[Stored records]
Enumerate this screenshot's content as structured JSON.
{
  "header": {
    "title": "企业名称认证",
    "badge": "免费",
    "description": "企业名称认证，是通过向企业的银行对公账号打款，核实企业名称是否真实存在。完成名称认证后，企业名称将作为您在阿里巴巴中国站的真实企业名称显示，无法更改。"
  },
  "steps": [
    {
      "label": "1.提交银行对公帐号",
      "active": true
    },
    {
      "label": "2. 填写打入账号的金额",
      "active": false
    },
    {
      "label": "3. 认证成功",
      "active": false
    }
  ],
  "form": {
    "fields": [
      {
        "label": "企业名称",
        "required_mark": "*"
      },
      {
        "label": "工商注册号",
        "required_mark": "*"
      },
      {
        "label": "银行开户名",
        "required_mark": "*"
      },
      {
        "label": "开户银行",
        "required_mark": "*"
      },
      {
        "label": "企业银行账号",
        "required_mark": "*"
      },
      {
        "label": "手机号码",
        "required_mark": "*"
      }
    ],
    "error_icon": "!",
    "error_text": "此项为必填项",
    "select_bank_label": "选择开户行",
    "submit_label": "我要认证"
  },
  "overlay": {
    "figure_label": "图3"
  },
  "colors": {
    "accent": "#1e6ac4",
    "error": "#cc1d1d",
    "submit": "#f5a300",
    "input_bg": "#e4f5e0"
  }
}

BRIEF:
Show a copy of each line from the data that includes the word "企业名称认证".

EXERCISE OUTPUT:
    "title": "企业名称认证",
    "description": "企业名称认证，是通过向企业的银行对公账号打款，核实企业名称是否真实存在。完成名称认证后，企业名称将作为您在阿里巴巴中国站的真实企业名称显示，无法更改。"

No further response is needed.